+++ STUDY MATERIAL +++

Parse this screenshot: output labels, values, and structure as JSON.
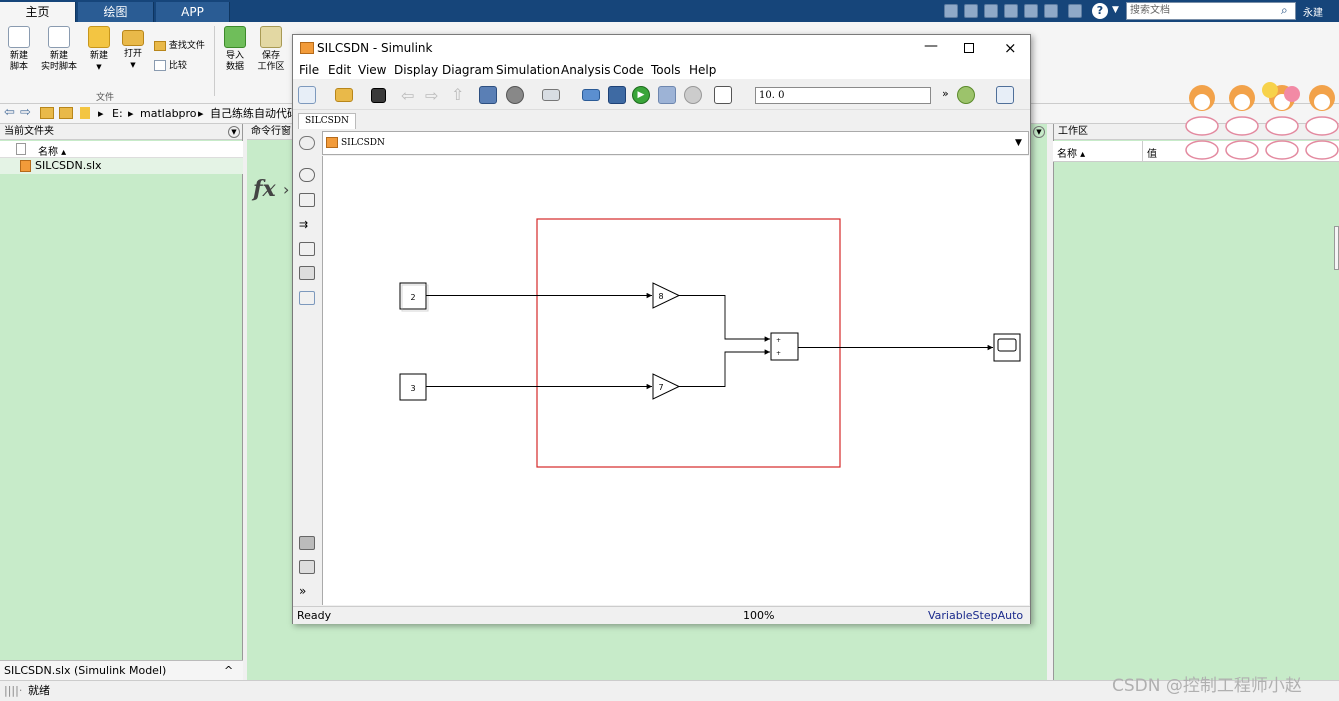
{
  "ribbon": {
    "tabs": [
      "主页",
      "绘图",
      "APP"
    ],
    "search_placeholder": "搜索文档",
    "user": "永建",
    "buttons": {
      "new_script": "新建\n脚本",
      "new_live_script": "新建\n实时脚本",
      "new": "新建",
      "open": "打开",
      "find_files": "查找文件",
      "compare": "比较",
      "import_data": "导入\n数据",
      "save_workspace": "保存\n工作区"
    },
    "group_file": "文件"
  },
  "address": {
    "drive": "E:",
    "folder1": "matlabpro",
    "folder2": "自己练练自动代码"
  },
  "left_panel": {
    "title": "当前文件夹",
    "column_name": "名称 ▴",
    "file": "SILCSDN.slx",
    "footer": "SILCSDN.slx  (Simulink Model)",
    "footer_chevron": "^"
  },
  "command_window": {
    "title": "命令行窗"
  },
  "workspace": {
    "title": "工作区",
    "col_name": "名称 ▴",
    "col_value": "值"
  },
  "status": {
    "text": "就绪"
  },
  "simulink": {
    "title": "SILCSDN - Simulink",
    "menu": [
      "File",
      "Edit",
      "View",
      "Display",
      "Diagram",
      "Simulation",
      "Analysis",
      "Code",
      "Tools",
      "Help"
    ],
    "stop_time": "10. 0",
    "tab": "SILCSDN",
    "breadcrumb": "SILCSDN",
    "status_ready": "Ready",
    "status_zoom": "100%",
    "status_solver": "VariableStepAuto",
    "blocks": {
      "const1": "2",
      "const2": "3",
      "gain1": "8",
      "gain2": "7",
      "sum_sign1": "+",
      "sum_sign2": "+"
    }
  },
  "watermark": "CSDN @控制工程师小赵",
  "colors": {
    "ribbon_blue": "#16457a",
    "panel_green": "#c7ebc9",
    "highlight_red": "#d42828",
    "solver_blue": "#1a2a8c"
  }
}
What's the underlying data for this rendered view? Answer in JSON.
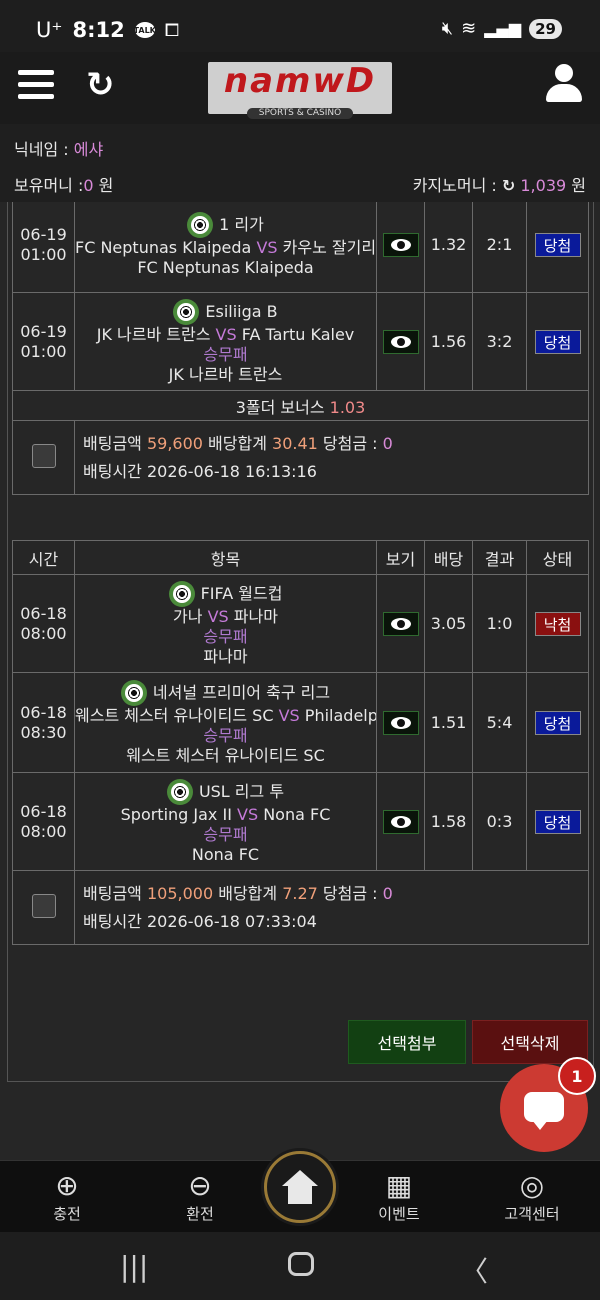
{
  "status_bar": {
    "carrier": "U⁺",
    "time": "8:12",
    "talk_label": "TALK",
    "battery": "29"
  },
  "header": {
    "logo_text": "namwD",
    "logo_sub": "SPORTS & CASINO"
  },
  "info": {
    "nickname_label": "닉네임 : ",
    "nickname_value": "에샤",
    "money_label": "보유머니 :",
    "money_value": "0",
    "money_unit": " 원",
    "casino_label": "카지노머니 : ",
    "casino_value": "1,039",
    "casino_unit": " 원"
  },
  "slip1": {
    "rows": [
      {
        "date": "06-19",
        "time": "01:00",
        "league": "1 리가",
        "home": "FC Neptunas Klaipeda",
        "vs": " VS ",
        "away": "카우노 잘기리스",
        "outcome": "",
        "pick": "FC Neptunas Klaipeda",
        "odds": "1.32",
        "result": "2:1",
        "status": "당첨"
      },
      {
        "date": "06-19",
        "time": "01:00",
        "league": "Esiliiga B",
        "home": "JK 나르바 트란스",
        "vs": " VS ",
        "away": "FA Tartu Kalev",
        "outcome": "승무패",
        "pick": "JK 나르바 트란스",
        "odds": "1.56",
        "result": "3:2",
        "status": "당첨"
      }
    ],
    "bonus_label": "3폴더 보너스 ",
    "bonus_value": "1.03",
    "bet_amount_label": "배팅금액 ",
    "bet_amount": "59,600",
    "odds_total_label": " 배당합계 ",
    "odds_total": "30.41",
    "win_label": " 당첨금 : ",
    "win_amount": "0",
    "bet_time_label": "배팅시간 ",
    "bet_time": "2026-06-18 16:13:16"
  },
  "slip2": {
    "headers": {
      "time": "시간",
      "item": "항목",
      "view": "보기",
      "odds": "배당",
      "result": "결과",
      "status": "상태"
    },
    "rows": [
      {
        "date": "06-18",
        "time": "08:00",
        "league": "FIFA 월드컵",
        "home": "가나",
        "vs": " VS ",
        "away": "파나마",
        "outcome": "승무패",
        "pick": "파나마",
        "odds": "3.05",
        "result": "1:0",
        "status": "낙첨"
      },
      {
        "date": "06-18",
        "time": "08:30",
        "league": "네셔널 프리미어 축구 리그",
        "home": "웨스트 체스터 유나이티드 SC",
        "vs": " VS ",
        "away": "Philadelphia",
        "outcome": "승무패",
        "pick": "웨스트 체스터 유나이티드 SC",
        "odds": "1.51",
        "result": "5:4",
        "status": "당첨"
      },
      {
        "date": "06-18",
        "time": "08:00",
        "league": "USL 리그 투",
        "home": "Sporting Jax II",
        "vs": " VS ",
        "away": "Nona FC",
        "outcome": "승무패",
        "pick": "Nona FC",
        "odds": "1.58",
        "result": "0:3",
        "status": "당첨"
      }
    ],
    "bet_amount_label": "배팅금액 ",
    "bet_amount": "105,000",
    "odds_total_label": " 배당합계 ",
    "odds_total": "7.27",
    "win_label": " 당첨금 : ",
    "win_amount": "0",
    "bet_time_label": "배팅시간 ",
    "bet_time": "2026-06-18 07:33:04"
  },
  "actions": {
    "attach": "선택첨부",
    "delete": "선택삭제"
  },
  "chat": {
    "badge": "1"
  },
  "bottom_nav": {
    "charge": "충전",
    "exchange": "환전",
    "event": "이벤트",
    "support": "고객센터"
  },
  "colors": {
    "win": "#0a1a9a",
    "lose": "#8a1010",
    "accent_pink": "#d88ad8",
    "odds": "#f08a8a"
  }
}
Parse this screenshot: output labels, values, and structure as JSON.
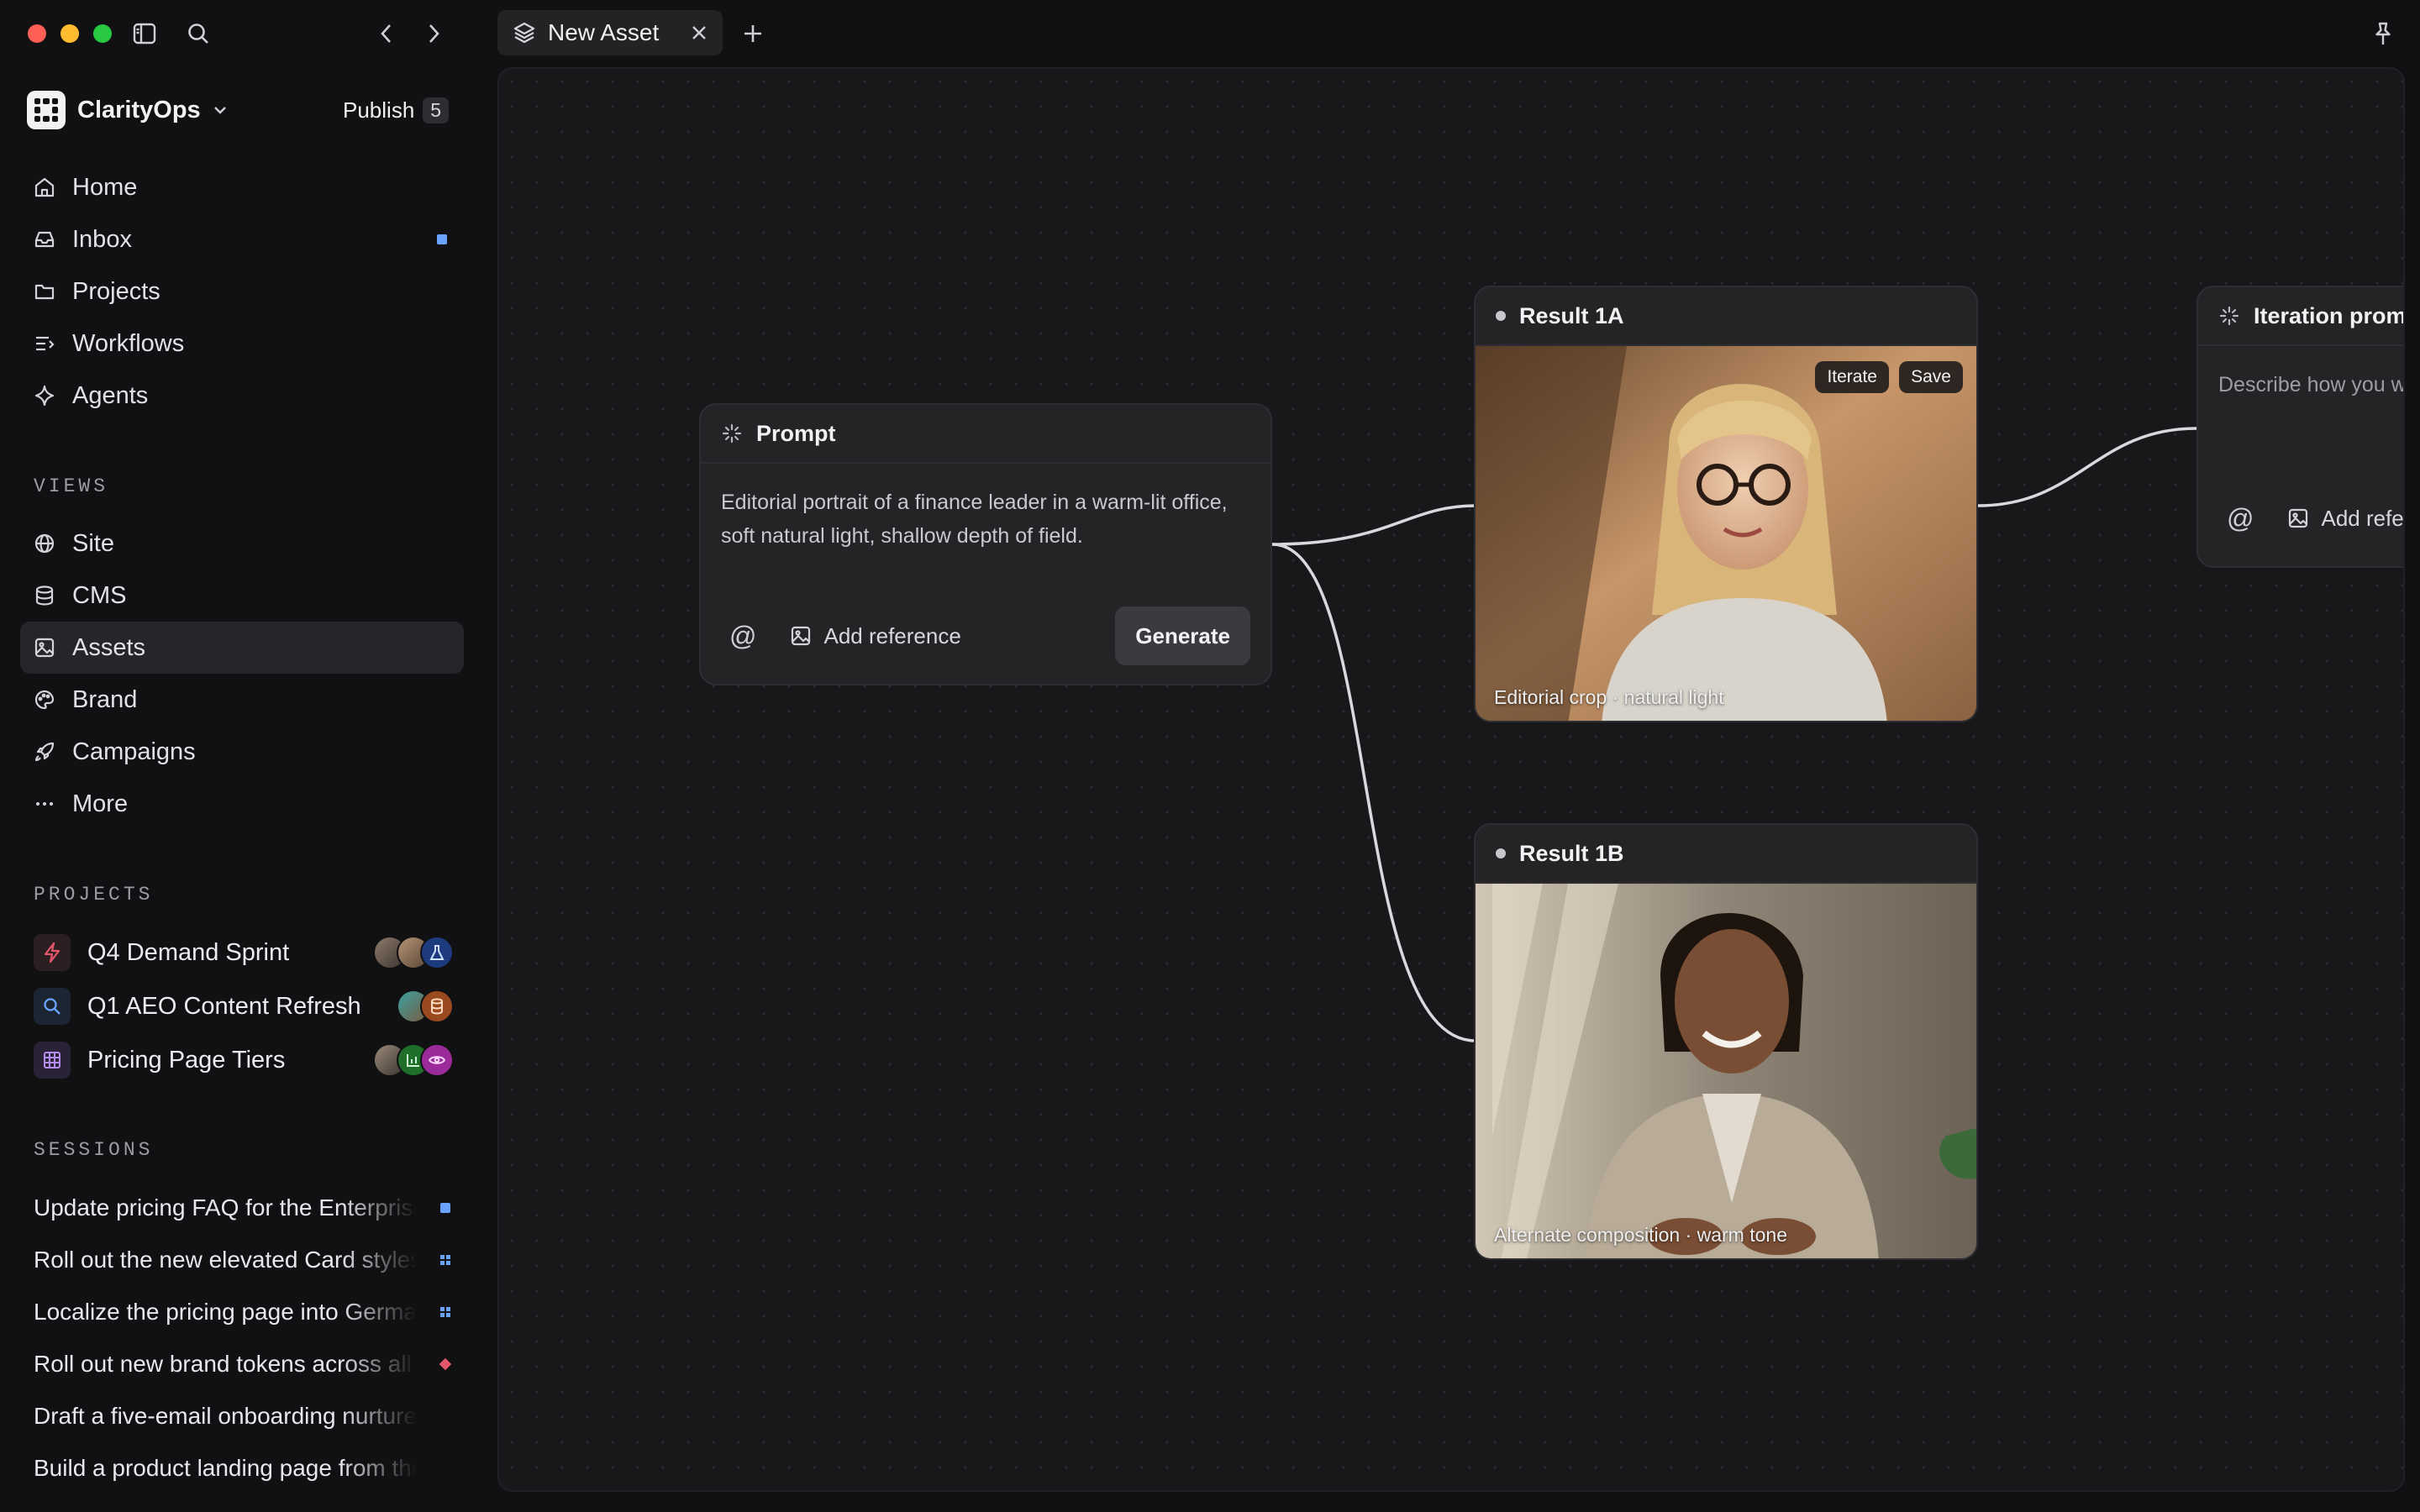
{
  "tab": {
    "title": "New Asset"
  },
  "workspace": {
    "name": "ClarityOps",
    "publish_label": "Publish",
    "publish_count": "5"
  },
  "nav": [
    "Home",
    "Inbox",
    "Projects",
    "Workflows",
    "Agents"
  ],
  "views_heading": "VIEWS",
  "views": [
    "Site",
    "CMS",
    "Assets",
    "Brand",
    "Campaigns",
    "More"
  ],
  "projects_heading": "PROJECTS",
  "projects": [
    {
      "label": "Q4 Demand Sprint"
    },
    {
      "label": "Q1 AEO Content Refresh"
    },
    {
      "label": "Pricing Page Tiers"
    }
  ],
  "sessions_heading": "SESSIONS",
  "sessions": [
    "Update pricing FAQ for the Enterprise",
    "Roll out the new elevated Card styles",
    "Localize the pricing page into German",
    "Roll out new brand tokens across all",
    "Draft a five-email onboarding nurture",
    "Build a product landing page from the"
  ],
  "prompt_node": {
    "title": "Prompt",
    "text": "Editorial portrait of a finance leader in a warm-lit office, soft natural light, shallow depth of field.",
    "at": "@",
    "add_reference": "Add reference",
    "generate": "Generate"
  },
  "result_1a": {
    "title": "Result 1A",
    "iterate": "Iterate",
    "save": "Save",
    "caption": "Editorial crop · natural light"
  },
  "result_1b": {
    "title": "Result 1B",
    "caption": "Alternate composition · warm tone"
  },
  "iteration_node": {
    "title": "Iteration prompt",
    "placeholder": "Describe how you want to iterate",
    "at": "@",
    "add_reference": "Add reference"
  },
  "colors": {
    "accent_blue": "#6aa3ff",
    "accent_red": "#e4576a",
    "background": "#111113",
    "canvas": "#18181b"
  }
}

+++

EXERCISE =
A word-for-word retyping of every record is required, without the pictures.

EXERCISE ANSWER =
Parse this screenshot: output labels, values, and structure as JSON.
{
  "ribbon": {
    "tabs": [
      "主页",
      "绘图",
      "APP"
    ],
    "search_placeholder": "搜索文档",
    "user": "永建",
    "buttons": {
      "new_script": "新建\n脚本",
      "new_live_script": "新建\n实时脚本",
      "new": "新建",
      "open": "打开",
      "find_files": "查找文件",
      "compare": "比较",
      "import_data": "导入\n数据",
      "save_workspace": "保存\n工作区"
    },
    "group_file": "文件"
  },
  "address": {
    "drive": "E:",
    "folder1": "matlabpro",
    "folder2": "自己练练自动代码"
  },
  "left_panel": {
    "title": "当前文件夹",
    "column_name": "名称 ▴",
    "file": "SILCSDN.slx",
    "footer": "SILCSDN.slx  (Simulink Model)",
    "footer_chevron": "^"
  },
  "command_window": {
    "title": "命令行窗"
  },
  "workspace": {
    "title": "工作区",
    "col_name": "名称 ▴",
    "col_value": "值"
  },
  "status": {
    "text": "就绪"
  },
  "simulink": {
    "title": "SILCSDN - Simulink",
    "menu": [
      "File",
      "Edit",
      "View",
      "Display",
      "Diagram",
      "Simulation",
      "Analysis",
      "Code",
      "Tools",
      "Help"
    ],
    "stop_time": "10. 0",
    "tab": "SILCSDN",
    "breadcrumb": "SILCSDN",
    "status_ready": "Ready",
    "status_zoom": "100%",
    "status_solver": "VariableStepAuto",
    "blocks": {
      "const1": "2",
      "const2": "3",
      "gain1": "8",
      "gain2": "7",
      "sum_sign1": "+",
      "sum_sign2": "+"
    }
  },
  "watermark": "CSDN @控制工程师小赵",
  "colors": {
    "ribbon_blue": "#16457a",
    "panel_green": "#c7ebc9",
    "highlight_red": "#d42828",
    "solver_blue": "#1a2a8c"
  }
}
What's the underlying data for this rendered view? Answer in JSON.
{
  "status_bar": {
    "carrier": "U⁺",
    "time": "8:12",
    "talk_label": "TALK",
    "battery": "29"
  },
  "header": {
    "logo_text": "namwD",
    "logo_sub": "SPORTS & CASINO"
  },
  "info": {
    "nickname_label": "닉네임 : ",
    "nickname_value": "에샤",
    "money_label": "보유머니 :",
    "money_value": "0",
    "money_unit": " 원",
    "casino_label": "카지노머니 : ",
    "casino_value": "1,039",
    "casino_unit": " 원"
  },
  "slip1": {
    "rows": [
      {
        "date": "06-19",
        "time": "01:00",
        "league": "1 리가",
        "home": "FC Neptunas Klaipeda",
        "vs": " VS ",
        "away": "카우노 잘기리스",
        "outcome": "",
        "pick": "FC Neptunas Klaipeda",
        "odds": "1.32",
        "result": "2:1",
        "status": "당첨"
      },
      {
        "date": "06-19",
        "time": "01:00",
        "league": "Esiliiga B",
        "home": "JK 나르바 트란스",
        "vs": " VS ",
        "away": "FA Tartu Kalev",
        "outcome": "승무패",
        "pick": "JK 나르바 트란스",
        "odds": "1.56",
        "result": "3:2",
        "status": "당첨"
      }
    ],
    "bonus_label": "3폴더 보너스 ",
    "bonus_value": "1.03",
    "bet_amount_label": "배팅금액 ",
    "bet_amount": "59,600",
    "odds_total_label": " 배당합계 ",
    "odds_total": "30.41",
    "win_label": " 당첨금 : ",
    "win_amount": "0",
    "bet_time_label": "배팅시간 ",
    "bet_time": "2026-06-18 16:13:16"
  },
  "slip2": {
    "headers": {
      "time": "시간",
      "item": "항목",
      "view": "보기",
      "odds": "배당",
      "result": "결과",
      "status": "상태"
    },
    "rows": [
      {
        "date": "06-18",
        "time": "08:00",
        "league": "FIFA 월드컵",
        "home": "가나",
        "vs": " VS ",
        "away": "파나마",
        "outcome": "승무패",
        "pick": "파나마",
        "odds": "3.05",
        "result": "1:0",
        "status": "낙첨"
      },
      {
        "date": "06-18",
        "time": "08:30",
        "league": "네셔널 프리미어 축구 리그",
        "home": "웨스트 체스터 유나이티드 SC",
        "vs": " VS ",
        "away": "Philadelphia",
        "outcome": "승무패",
        "pick": "웨스트 체스터 유나이티드 SC",
        "odds": "1.51",
        "result": "5:4",
        "status": "당첨"
      },
      {
        "date": "06-18",
        "time": "08:00",
        "league": "USL 리그 투",
        "home": "Sporting Jax II",
        "vs": " VS ",
        "away": "Nona FC",
        "outcome": "승무패",
        "pick": "Nona FC",
        "odds": "1.58",
        "result": "0:3",
        "status": "당첨"
      }
    ],
    "bet_amount_label": "배팅금액 ",
    "bet_amount": "105,000",
    "odds_total_label": " 배당합계 ",
    "odds_total": "7.27",
    "win_label": " 당첨금 : ",
    "win_amount": "0",
    "bet_time_label": "배팅시간 ",
    "bet_time": "2026-06-18 07:33:04"
  },
  "actions": {
    "attach": "선택첨부",
    "delete": "선택삭제"
  },
  "chat": {
    "badge": "1"
  },
  "bottom_nav": {
    "charge": "충전",
    "exchange": "환전",
    "event": "이벤트",
    "support": "고객센터"
  },
  "colors": {
    "win": "#0a1a9a",
    "lose": "#8a1010",
    "accent_pink": "#d88ad8",
    "odds": "#f08a8a"
  }
}
Parse this screenshot: output labels, values, and structure as JSON.
{
  "tab": {
    "title": "New Asset"
  },
  "workspace": {
    "name": "ClarityOps",
    "publish_label": "Publish",
    "publish_count": "5"
  },
  "nav": [
    "Home",
    "Inbox",
    "Projects",
    "Workflows",
    "Agents"
  ],
  "views_heading": "VIEWS",
  "views": [
    "Site",
    "CMS",
    "Assets",
    "Brand",
    "Campaigns",
    "More"
  ],
  "projects_heading": "PROJECTS",
  "projects": [
    {
      "label": "Q4 Demand Sprint"
    },
    {
      "label": "Q1 AEO Content Refresh"
    },
    {
      "label": "Pricing Page Tiers"
    }
  ],
  "sessions_heading": "SESSIONS",
  "sessions": [
    "Update pricing FAQ for the Enterprise",
    "Roll out the new elevated Card styles",
    "Localize the pricing page into German",
    "Roll out new brand tokens across all",
    "Draft a five-email onboarding nurture",
    "Build a product landing page from the"
  ],
  "prompt_node": {
    "title": "Prompt",
    "text": "Editorial portrait of a finance leader in a warm-lit office, soft natural light, shallow depth of field.",
    "at": "@",
    "add_reference": "Add reference",
    "generate": "Generate"
  },
  "result_1a": {
    "title": "Result 1A",
    "iterate": "Iterate",
    "save": "Save",
    "caption": "Editorial crop · natural light"
  },
  "result_1b": {
    "title": "Result 1B",
    "caption": "Alternate composition · warm tone"
  },
  "iteration_node": {
    "title": "Iteration prompt",
    "placeholder": "Describe how you want to iterate",
    "at": "@",
    "add_reference": "Add reference"
  },
  "colors": {
    "accent_blue": "#6aa3ff",
    "accent_red": "#e4576a",
    "background": "#111113",
    "canvas": "#18181b"
  }
}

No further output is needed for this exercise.